Here’s an example of routes in Backbone.js

var Workspace = Backbone.Router.extend({
  routes: {
    "help":                 "help",    // #help
    "search/:query":        "search",  // #search/kiwis
    "search/:query/p:page": "search"   // #search/kiwis/p7
  help: function() {
  search: function(query, page) {


Indexing content with Googles Hashbang

Now that your about to turn your AJAX application up to 11, you need some way to dish out content to search engines to complete the scenario. If you’re able to go with the modern approach of changing proper url’s with pushState(), you just have to make sure that the server is able to render relevant content based on the same url’s – which might include some useragent detection skills.

When it comes to the hashfragment things get a bit more complicated, as it’s not a part of the communication with the server. Google is aware of that and offers a solution with the hashbang notation – ‘#!’. With this you’re letting Google know that this ‘ajax-url’ is indexable and that the server is able to render a snapshot of the html. The crawler will then make one additional request using the hashfragment as a parameter.

Using one of the previous examples, this is what happens:!/foo/bar/or/what/ever

Will result in this additional request:

The server then has to process this request and render a snapshot of the relevant content.

Basically thats it, you now have hashbang url’s in the Google index linking directly to your AJAX functionality.

Using redirects

You can use redirects to help with the server part, it can sometimes make things easier. As long as the crawler eventually ends up at a page, it’s perfectly safe to do redirections.

Lets say the crawler requests:

You could redirect to this relevant content:

Also if you’re using a framework like Backbone.js with pushState() for modern browser and location.hash as fallback for older ones, redirects will complete the cycle.

The modern browser gets a pushState() for AJAX functionality on:

The older browser gets a hashchange for AJAX functionality on:!/foo/bar

The server redirects the crawlers additional request from:

To this:

So 301’s or 302’s?

Using 301 ‘Moved permanently’ redirects, the target url will end up in the Google index, if you use 302 ‘Moved temporarily’ it will be the #! url.

Usually 302’s straight to the AJAX experience is the way to go, but remember that disabled users, or users with JavaScript turned off, could hit that url too.

Here’s the official info on Google’s AJAX crawling, there’s som e good info on creating HTML snapshots as well.

Frontend Development Feeds and Newsletters

Hey folks, here’s a list of feeds and newsletters you might find useful – I know I do. They’re mostly personal blogs by dedicated Javascript developers, and the newsletters have kept an excellent standard so far.
So in no particular order.



What’s the Business Value of a Rounded Corner?

This is a dive into the challenges of visual identity, browser compatibility and embracing the web. It’s up on the blog where i work, so sorry guys, this one is in Danish.

Website Performance

This is a presentation on website performance I did for a tech talk at work.
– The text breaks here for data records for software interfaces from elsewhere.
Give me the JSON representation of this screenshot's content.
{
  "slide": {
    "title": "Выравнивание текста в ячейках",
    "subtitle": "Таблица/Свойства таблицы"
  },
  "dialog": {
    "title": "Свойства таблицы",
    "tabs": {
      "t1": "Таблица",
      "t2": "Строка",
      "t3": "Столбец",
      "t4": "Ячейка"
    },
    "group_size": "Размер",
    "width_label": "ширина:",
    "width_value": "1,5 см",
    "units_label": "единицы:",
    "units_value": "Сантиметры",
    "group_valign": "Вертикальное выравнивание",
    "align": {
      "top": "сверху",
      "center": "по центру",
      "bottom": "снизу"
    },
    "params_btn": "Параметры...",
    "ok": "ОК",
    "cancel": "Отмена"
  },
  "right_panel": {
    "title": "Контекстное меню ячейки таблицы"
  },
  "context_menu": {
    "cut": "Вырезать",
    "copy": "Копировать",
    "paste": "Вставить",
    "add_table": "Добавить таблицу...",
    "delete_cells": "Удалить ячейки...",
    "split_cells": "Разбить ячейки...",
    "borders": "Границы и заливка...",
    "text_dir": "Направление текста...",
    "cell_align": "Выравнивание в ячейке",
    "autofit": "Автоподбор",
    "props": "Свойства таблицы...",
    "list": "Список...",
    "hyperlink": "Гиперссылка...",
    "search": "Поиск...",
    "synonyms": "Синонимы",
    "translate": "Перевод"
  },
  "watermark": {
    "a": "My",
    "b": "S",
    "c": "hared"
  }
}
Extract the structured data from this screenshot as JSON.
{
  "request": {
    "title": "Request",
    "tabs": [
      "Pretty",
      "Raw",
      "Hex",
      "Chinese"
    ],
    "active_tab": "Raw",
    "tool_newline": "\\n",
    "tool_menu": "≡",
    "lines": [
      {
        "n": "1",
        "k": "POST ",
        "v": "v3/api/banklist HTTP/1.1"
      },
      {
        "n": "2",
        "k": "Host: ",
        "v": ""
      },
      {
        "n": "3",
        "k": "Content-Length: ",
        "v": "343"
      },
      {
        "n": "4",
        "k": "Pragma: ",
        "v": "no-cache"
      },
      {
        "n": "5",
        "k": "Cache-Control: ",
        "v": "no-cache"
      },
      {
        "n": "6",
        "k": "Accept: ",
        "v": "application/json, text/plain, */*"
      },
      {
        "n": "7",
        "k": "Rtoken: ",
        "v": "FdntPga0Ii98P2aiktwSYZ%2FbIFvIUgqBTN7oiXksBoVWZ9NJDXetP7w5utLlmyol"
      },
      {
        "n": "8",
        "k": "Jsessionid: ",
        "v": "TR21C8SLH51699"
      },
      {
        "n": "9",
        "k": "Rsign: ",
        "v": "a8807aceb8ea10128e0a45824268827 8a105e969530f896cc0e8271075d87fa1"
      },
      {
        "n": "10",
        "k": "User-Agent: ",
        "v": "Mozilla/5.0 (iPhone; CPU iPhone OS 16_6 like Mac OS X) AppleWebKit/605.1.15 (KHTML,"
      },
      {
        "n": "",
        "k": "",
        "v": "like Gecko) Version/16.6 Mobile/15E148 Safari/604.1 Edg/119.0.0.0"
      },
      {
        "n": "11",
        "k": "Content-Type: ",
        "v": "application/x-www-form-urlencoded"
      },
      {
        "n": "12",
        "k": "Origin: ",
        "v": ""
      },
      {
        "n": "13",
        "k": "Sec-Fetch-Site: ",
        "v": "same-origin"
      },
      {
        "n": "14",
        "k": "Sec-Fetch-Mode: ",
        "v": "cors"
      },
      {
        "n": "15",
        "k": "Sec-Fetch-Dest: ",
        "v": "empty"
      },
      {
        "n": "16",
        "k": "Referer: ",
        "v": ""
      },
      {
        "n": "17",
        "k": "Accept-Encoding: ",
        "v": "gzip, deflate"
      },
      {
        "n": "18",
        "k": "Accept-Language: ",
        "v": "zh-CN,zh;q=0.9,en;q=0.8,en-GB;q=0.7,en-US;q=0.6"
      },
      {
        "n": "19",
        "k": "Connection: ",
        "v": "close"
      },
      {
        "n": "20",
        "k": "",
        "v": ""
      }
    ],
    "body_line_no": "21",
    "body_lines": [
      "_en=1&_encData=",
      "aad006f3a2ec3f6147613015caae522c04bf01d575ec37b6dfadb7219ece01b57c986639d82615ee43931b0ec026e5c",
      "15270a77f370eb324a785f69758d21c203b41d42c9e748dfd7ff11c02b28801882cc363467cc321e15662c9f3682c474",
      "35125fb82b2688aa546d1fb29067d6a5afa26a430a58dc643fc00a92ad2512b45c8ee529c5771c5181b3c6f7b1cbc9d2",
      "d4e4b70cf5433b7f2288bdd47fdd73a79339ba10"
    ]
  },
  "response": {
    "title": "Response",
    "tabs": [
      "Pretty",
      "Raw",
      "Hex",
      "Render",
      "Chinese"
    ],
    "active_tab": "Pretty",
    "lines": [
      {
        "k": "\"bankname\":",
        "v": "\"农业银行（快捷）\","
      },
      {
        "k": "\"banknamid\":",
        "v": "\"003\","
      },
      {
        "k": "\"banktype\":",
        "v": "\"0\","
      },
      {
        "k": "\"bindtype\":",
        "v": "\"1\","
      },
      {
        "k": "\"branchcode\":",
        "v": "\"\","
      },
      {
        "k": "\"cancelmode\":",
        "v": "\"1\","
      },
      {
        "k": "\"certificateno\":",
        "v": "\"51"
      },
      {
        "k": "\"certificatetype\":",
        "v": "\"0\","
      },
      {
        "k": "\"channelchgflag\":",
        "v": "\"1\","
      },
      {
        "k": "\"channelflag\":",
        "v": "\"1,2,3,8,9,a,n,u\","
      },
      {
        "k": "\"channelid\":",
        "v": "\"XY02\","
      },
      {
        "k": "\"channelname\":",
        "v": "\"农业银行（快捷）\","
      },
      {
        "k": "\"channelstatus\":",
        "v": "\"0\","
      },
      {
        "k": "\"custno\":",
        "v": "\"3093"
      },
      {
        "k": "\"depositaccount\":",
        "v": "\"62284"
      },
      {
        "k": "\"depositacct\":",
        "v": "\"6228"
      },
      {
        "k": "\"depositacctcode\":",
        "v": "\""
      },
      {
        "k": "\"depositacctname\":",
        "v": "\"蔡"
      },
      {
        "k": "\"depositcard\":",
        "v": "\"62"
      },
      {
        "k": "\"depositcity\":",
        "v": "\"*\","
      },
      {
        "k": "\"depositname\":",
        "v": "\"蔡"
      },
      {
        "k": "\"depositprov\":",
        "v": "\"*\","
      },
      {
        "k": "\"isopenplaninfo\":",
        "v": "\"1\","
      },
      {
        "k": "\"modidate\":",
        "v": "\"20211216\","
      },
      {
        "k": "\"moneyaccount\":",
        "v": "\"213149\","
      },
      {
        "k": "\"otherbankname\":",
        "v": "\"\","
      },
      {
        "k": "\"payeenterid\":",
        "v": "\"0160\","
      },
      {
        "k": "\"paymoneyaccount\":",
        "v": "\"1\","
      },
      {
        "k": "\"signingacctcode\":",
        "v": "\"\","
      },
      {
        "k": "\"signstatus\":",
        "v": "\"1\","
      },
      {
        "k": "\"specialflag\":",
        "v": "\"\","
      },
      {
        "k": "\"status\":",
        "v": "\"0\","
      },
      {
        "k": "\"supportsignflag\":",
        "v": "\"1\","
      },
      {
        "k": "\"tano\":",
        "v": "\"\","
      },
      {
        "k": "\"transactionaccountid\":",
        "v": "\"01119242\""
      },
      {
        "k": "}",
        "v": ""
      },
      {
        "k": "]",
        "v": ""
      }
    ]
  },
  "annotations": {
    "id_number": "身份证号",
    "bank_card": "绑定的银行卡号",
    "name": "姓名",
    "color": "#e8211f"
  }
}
Just to state some best practices and get everyone to think about it in our projects.

It’s barely scratching the surface on a big topic and if you wanna know more I suggest you read stuff from guys like Stoyan and Souders.